Open collector operation with an SN754410 H-driver?

Thread Starter

graybeard

Joined Apr 10, 2012
54
I am trying to repurpose a PCB with an SN754410 H-bridge driver to control a motor that needs a pair of simple open collector drivers. I am thinking that I can just leave the Vcc2 pin disconnected and the SN75441 will work fine as an open collector driver.

Has anyone ever done this before? Can anyone think of any issues that I have not foreseen?

Thanks in advance for your thoughts.

Mark
 

Thread Starter

graybeard

Joined Apr 10, 2012
54
I lifted the Vcc2 pin on the SN754410 and tested it both with nothing connected to the Vcc2 pin and with the 6V used to drive the motor connected to Vcc2 and it worked in both cases. Unfortunately, the SN754410 ran pretty hot driving the motor, so I guess I will have to leave the MOSFETs in the circuit. I was hoping to drive the motor directly. That means a new PCB for this product rather than repurposing an old one. The current draw for the motor is within the specs of the SN754410, but I hate running an IC like that hot to the touch.

But my question still stands, is it good design practice to run an H-bridge driver in an open collector configuration?
 

ElectricSpidey

Joined Dec 2, 2017
2,177
A few thoughts...

Without a complete schematic there can be no definitive answer to your concern, but the concept seems sound. (at least for these drivers)

As far as overheating...did you actually measure the temperature or just judging from touch?

Are they the DIP package? Did you consider placing heatsinks on the chips? (or do they have them already)

I won't question how you are driving these chips, I will just assume you know what you are doing there.
 

Thread Starter

graybeard

Joined Apr 10, 2012
54
Thanks for the reply ElectricSpidey. I didn't bother with schematics because the question was so simple.

I only touched the DIP IC, and it got too hot to touch. The SN754410 max current spec is 1A continuous/ 2A peak. With the 6V motor, it draws pretty close to 1A, too close for comfort. I pot these products in Silicone2, and they live behind the dashes in cars and trucks, so I like them to run cool. I am not sure what the ThetaJA is for a glop of Silicone2, but I assume it is not very good. When I drive the motor with a pair of MOSFETs, the MOSFETs stay cool to the touch. I think it would be cheaper to use the MOSFETs than it would be to try to heat sink the IC.

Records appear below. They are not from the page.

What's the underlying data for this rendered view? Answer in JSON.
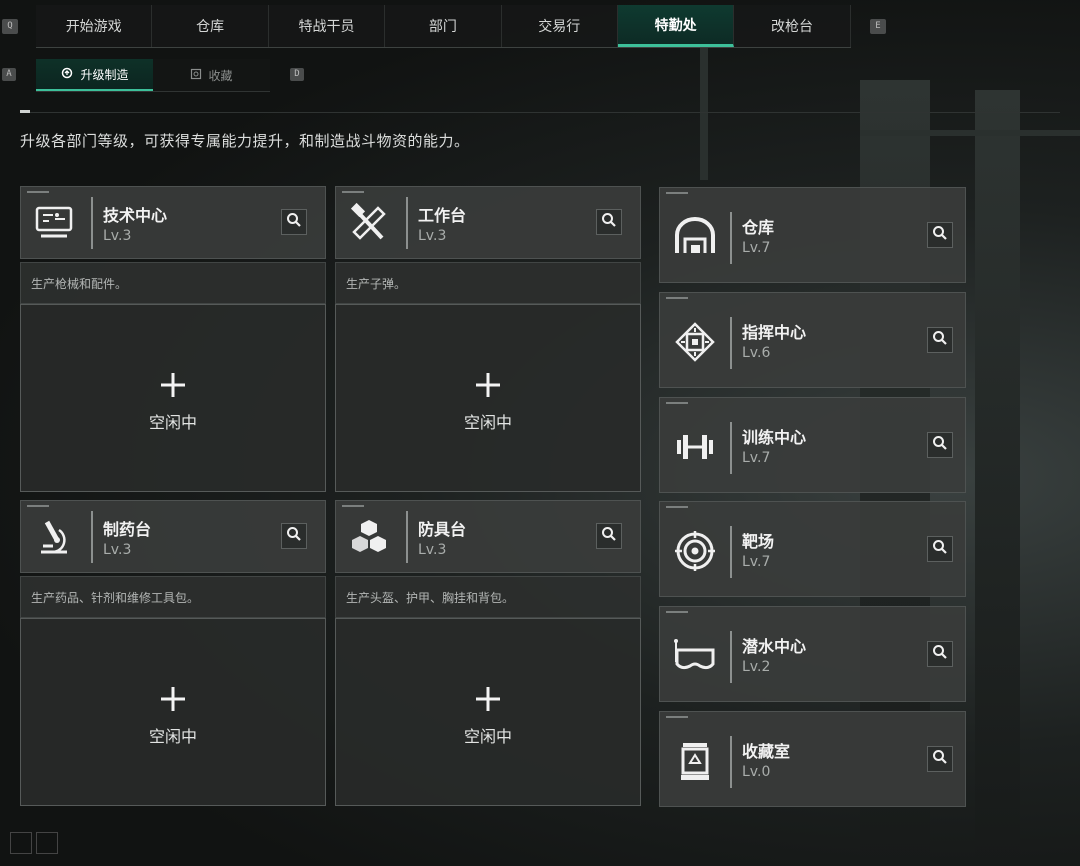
{
  "keys": {
    "prev_tab": "Q",
    "next_tab": "E",
    "prev_sub": "A",
    "next_sub": "D"
  },
  "tabs": [
    {
      "label": "开始游戏",
      "name": "tab-start-game"
    },
    {
      "label": "仓库",
      "name": "tab-warehouse"
    },
    {
      "label": "特战干员",
      "name": "tab-operators"
    },
    {
      "label": "部门",
      "name": "tab-department"
    },
    {
      "label": "交易行",
      "name": "tab-trading"
    },
    {
      "label": "特勤处",
      "name": "tab-special-service",
      "active": true
    },
    {
      "label": "改枪台",
      "name": "tab-gunsmith"
    }
  ],
  "subtabs": [
    {
      "label": "升级制造",
      "active": true
    },
    {
      "label": "收藏"
    }
  ],
  "description": "升级各部门等级，可获得专属能力提升，和制造战斗物资的能力。",
  "workshops": [
    {
      "name": "技术中心",
      "level": "Lv.3",
      "desc": "生产枪械和配件。",
      "status": "空闲中",
      "icon": "computer-icon"
    },
    {
      "name": "工作台",
      "level": "Lv.3",
      "desc": "生产子弹。",
      "status": "空闲中",
      "icon": "hammer-wrench-icon"
    },
    {
      "name": "制药台",
      "level": "Lv.3",
      "desc": "生产药品、针剂和维修工具包。",
      "status": "空闲中",
      "icon": "microscope-icon"
    },
    {
      "name": "防具台",
      "level": "Lv.3",
      "desc": "生产头盔、护甲、胸挂和背包。",
      "status": "空闲中",
      "icon": "cubes-icon"
    }
  ],
  "facilities": [
    {
      "name": "仓库",
      "level": "Lv.7",
      "icon": "warehouse-icon"
    },
    {
      "name": "指挥中心",
      "level": "Lv.6",
      "icon": "chip-icon"
    },
    {
      "name": "训练中心",
      "level": "Lv.7",
      "icon": "dumbbell-icon"
    },
    {
      "name": "靶场",
      "level": "Lv.7",
      "icon": "target-icon"
    },
    {
      "name": "潜水中心",
      "level": "Lv.2",
      "icon": "dive-mask-icon"
    },
    {
      "name": "收藏室",
      "level": "Lv.0",
      "icon": "display-case-icon"
    }
  ],
  "colors": {
    "accent": "#3dc09a",
    "card": "#3a3c3b",
    "text": "#f2f2f2"
  }
}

The driver is being driven by a PIC16F1508 and has worked well for years driving up to a couple hundred mA air core gauge loads and small stepper motors.

I am currently working on a product to drive 50s vintage hot rod tachometers. The tachometers are mechanical speedometers (With RPM scales) driven by stepper motors synchronized with the engine speed. (I was shocked to see a stepper motor from the 50s.) The current draw of the motor is much higher than smaller modern ones. Some of the tachometers have 6V motors and others have 12V motors.

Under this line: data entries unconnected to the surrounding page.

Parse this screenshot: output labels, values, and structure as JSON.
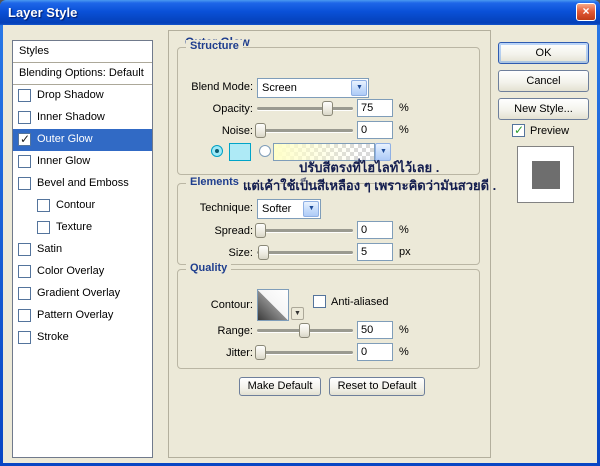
{
  "window": {
    "title": "Layer Style",
    "close_glyph": "×"
  },
  "sidebar": {
    "items": [
      {
        "label": "Styles"
      },
      {
        "label": "Blending Options: Default"
      },
      {
        "label": "Drop Shadow",
        "checked": false
      },
      {
        "label": "Inner Shadow",
        "checked": false
      },
      {
        "label": "Outer Glow",
        "checked": true,
        "selected": true
      },
      {
        "label": "Inner Glow",
        "checked": false
      },
      {
        "label": "Bevel and Emboss",
        "checked": false
      },
      {
        "label": "Contour",
        "checked": false,
        "indent": true
      },
      {
        "label": "Texture",
        "checked": false,
        "indent": true
      },
      {
        "label": "Satin",
        "checked": false
      },
      {
        "label": "Color Overlay",
        "checked": false
      },
      {
        "label": "Gradient Overlay",
        "checked": false
      },
      {
        "label": "Pattern Overlay",
        "checked": false
      },
      {
        "label": "Stroke",
        "checked": false
      }
    ]
  },
  "panel": {
    "title": "Outer Glow",
    "structure": {
      "legend": "Structure",
      "blend_mode": {
        "label": "Blend Mode:",
        "value": "Screen"
      },
      "opacity": {
        "label": "Opacity:",
        "value": "75",
        "unit": "%"
      },
      "noise": {
        "label": "Noise:",
        "value": "0",
        "unit": "%"
      },
      "color_mode": "solid-color-selected"
    },
    "annotation": {
      "line1": "ปรับสีตรงที่ไฮไลท์ไว้เลย .",
      "line2": "แต่เค้าใช้เป็นสีเหลือง ๆ เพราะคิดว่ามันสวยดี ."
    },
    "elements": {
      "legend": "Elements",
      "technique": {
        "label": "Technique:",
        "value": "Softer"
      },
      "spread": {
        "label": "Spread:",
        "value": "0",
        "unit": "%"
      },
      "size": {
        "label": "Size:",
        "value": "5",
        "unit": "px"
      }
    },
    "quality": {
      "legend": "Quality",
      "contour": {
        "label": "Contour:"
      },
      "antialiased": {
        "label": "Anti-aliased",
        "checked": false
      },
      "range": {
        "label": "Range:",
        "value": "50",
        "unit": "%"
      },
      "jitter": {
        "label": "Jitter:",
        "value": "0",
        "unit": "%"
      }
    },
    "footer": {
      "make_default": "Make Default",
      "reset_default": "Reset to Default"
    }
  },
  "actions": {
    "ok": "OK",
    "cancel": "Cancel",
    "new_style": "New Style...",
    "preview": "Preview",
    "preview_checked": true
  },
  "colors": {
    "titlebar_blue": "#0a51d8",
    "selection_blue": "#316ac5",
    "highlight_cyan": "#9de9f7",
    "glow_yellow": "#ffffc9",
    "group_title_navy": "#1f3e8e",
    "dialog_bg": "#ece9d8"
  }
}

Back to the design practice question, I forgot to mention that the frequencies involved are all audio frequencies.

After thinking about it, in order to snub the output using the SN754410's internal diode, I need Vcc2 connected to the motor power. If I don't connect Vcc2 on the IC, I would need to add an external diode and have a wire to the motor power in that case as well.

Unless someone can think of anything I have missed, I think I have answered my own question. Using an H-bridge driver will work to drive the motor. The pull-up part of the H-bridge won't do any work, but the snubber diode will protect the pull-down transistor. My particular motor draws too much current for this IC, but the design practice should be ok.

Thanks again for your reply, ElectricSpidey.
 
Last edited:

ElectricSpidey

Joined Dec 2, 2017
2,177
Actually I was referring to the driver schematic, not your circuit schematic.

So, I had another look at the TI datasheet and sure enough the part of the internal schematic I needed was right there on page 8 showing the snubber diodes, I missed that page for some reason when I checked the data sheet the first time...good call on those.
 
Top